Mass.-financed power line from Quebec clears another NextEra hurdle

FERC orders circuit breaker upgrade at Seabrook nuke

THE COMPANY seeking to build a Massachusetts-financed transmission line carrying hydro-electricity from Quebec to Maine cleared another hurdle on its comeback trail when federal regulators dismissed objections raised by the nuclear power plant Seabrook Station.

In a 52-page ruling, the Federal Energy Regulatory Commission ruled on Wednesday that Seabrook must upgrade a circuit breaker at the nuclear power plant to accommodate hydro-electricity expected to come into the region from Canada.

FERC also ruled that Seabook’s owner, NextEra, can only charge Avangrid, the company building the power line, for the cost of replacing the circuit breaker and not for “opportunity costs” of $560,000 a day or legal fees.

Avangrid and NextEra are big competitors in the New England energy market and have been battling each other for years on a variety of fronts.

NextEra, which operates a number of power plants in New England, helped finance a ballot question campaign in Maine to block Avangrid’s hydro-electric transmission line. The ballot question passed, but then was deemed unconstitutional by the Maine Supreme Judicial Court. Avangrid is now hoping to get the transmission line back on track.

Avangrid claims the fight over the circuit breaker at Seabrook is an extension of the fight in Maine. In its appeal to FERC to intervene, Avangrid said Seabrook could lose significant revenues if the transmission line is completed, possibly putting it out of business.

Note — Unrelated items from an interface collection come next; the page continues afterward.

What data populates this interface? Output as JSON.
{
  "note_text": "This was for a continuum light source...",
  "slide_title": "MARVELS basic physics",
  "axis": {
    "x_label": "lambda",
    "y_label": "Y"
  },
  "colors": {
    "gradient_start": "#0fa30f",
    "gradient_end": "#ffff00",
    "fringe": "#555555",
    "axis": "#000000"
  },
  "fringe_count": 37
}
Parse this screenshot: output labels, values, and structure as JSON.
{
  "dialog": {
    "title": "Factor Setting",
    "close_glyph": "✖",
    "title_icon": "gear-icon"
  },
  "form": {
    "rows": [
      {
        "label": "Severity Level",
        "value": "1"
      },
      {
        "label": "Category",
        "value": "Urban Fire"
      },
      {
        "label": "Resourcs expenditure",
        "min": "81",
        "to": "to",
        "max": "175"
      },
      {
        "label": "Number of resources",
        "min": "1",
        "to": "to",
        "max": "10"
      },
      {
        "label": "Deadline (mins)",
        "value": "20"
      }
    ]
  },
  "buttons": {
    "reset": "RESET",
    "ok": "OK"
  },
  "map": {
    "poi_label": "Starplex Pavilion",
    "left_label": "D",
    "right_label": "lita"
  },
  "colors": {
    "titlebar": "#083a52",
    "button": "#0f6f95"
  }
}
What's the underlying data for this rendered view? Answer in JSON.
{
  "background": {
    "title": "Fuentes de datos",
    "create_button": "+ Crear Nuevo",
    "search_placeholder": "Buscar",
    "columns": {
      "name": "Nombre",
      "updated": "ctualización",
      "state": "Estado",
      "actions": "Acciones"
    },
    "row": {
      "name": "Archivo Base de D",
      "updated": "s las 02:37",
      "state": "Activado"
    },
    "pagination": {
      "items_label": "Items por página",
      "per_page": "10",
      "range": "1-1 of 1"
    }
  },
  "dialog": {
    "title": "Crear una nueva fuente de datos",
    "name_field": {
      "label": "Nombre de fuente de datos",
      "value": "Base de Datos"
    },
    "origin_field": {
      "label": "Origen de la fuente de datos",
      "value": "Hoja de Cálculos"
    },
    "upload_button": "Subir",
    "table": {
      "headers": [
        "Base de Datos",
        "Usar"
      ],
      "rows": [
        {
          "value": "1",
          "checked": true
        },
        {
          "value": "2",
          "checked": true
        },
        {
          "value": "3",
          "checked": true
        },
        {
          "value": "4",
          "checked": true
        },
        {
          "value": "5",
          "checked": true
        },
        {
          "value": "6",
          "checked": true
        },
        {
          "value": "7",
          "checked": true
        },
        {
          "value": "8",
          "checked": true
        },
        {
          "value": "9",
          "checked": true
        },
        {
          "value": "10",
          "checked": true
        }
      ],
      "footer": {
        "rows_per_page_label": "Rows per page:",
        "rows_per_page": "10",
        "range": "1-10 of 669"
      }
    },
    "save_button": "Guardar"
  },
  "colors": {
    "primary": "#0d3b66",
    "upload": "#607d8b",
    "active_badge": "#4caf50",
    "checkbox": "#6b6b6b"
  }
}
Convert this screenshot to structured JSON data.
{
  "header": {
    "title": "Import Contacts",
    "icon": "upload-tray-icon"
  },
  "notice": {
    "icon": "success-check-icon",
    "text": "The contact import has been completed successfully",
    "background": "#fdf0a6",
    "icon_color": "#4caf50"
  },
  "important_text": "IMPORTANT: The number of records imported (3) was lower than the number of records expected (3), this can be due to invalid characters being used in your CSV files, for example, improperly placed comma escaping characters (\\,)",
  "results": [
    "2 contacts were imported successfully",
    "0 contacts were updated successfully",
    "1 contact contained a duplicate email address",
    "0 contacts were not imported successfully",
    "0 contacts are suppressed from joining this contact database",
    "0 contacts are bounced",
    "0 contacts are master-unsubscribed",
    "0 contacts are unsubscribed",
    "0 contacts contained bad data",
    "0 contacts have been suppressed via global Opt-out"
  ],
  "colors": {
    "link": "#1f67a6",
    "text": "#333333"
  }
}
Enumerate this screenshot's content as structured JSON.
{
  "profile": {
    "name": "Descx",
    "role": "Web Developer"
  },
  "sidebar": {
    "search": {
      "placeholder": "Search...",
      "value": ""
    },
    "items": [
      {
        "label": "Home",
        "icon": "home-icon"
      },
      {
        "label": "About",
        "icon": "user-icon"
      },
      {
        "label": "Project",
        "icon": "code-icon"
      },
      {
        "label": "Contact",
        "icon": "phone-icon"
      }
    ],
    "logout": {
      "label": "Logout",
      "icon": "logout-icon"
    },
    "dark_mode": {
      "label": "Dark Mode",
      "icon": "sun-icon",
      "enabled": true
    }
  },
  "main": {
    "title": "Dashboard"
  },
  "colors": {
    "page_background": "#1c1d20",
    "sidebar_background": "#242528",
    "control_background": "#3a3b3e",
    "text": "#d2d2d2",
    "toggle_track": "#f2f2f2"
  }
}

Avangrid alleged that NextEra executives offered to reduce their opposition to the transmission project if Avangrid would agree to buy a large portion of the power produced by Seabrook at above-market prices.

In its ruling, the FERC dismissed a number of Avangrid’s arguments, but ultimately concluded Seabrook is required to upgrade the circuit breaker to maintain the safety of the nuclear power plant and to keep the power grid working properly.

“Seabrook would not be exercising reasonable judgment to operate the breaker from the moment Avangrid is energized because it would risk the breaker being overdutied,” the FERC ruling said. “We share [the power grid operator’s] concern that operating the breaker in an overdutied condition could lead to an uninterrupted short circuit current that could lead to catastrophic equipment failure at the nuclear facility.”

According to FERC, the circuit breaker replacement will occur in fall 2024, with the transmission line from Quebec into Maine expected to come online in December 2024.